Swami Niranjanananda Saraswati

Imposed rules are structures, which keep a building up, like scaffolding. ‘Wake up at this time, eat at this time, work at this time, sleep at this time' are imposed rules, but from the yogic perspective, real discipline is personal sanyam. Sanyam can be translated as control, restraint and self-discipline over one's behaviour. It is something that one has to be constantly and continuously aware of.

Defining the parameters

There is always a choice to either break the rules or to be responsible for our behaviour. If we are responsible for balanced behaviour, then that is discipline. However, first the parameters of the sanyam that we can and want to live have to be defined. These parameters are defined according to the place, environment and our need. If we keep in mind the environment, location and need, many of the abrupt behaviour that we encounter in our life can be managed.

The ashram tries to encourage an understanding of personal sanyam. There is silence at mealtimes, but many people don't observe it. What should the ashram do? Should someone be standing with a stick watching who is talking and who is not? No, this is incorrect. However, if we are aware of the parameters of our sanyam, saying, "Within these parameters I am going to live," then the conflict will not appear due to acceptance of and adherence to our choice. As long as we are aware of and adhere to the personal discipline we have outlined for ourselves, we will not go astray. As long as we can maintain our sanyam, no matter what other people do, we will act in the right and appropriate way all the time.

Discipline is not an imposed rule, but it is needed to create a habit. The mind works due to habits – creating and breaking discipline is the nature of the mind. Discipline indicates how much we can be aware of ourselves, control ourselves and guide ourselves on the right path, by keeping the focus on our personal sanyam.

Management

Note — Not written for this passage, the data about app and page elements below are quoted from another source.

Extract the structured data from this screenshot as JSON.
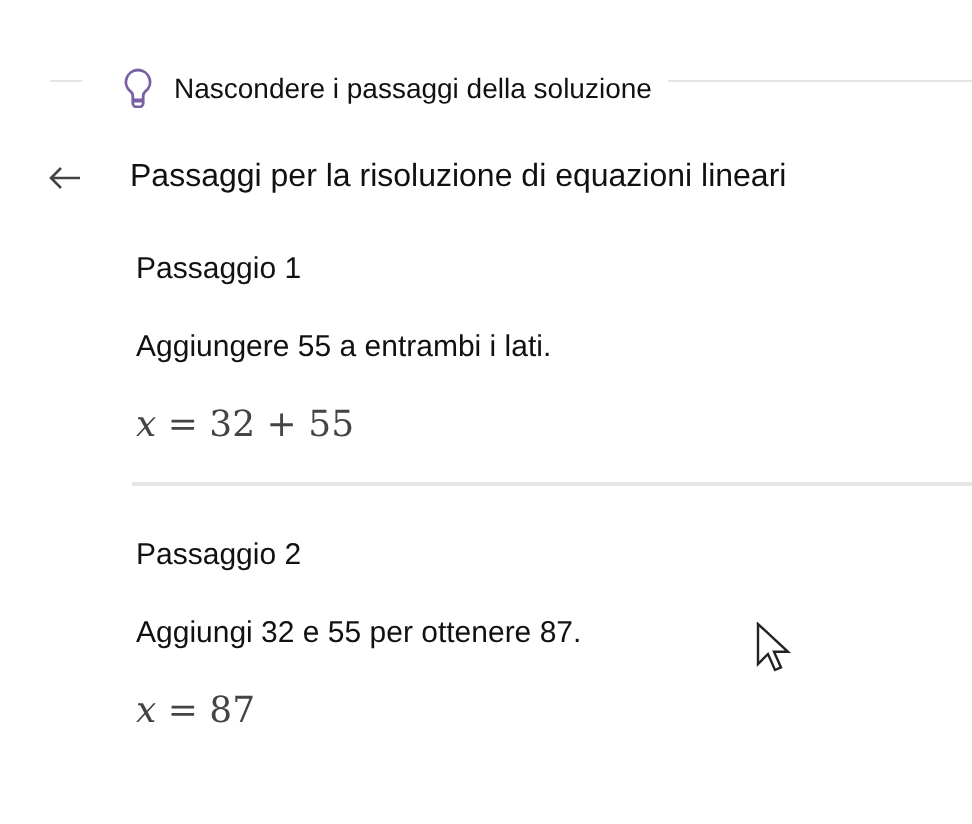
{
  "hint_toggle": {
    "label": "Nascondere i passaggi della soluzione"
  },
  "header": {
    "title": "Passaggi per la risoluzione di equazioni lineari"
  },
  "steps": [
    {
      "heading": "Passaggio 1",
      "description": "Aggiungere 55 a entrambi i lati.",
      "formula": "*x* = 32 + 55"
    },
    {
      "heading": "Passaggio 2",
      "description": "Aggiungi 32 e 55 per ottenere 87.",
      "formula": "*x* = 87"
    }
  ]
}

In an ashram what is the routine? We wake up, go to classes, do our duty, in the evening we attend the satsang or kirtan sessions and then we go to sleep. That is the average routine.

The challenge is that we have to manage what is in between. We have to manage the work front and our mind front, influences at the work place and the moods of the mind. These are the only two things that have to be managed.

The only way to manage the moods of the mind is by trying to be positive and optimistic. For that we have to cultivate a different perspective and vision. We have to make an effort not to see the wrong all the time, but to see the right always, not to see the bad thing, the bad behaviour of others and our own, but to see the good thing, the appropriate behaviour and beauty everywhere.

Therefore, if we can change our perspective from the attitude of: ‘I don't like, I don't want', to a positive attitude, of: ‘oh this is nice, and I accept it, I am flowing with it', then our personal mental struggle in regard to discipline, rules and regulations ceases. Indiscipline comes only when there is mental struggle. When our mental struggle ceases, we are disciplined.

—12 August 2012, Ganga Darshan, Munger, India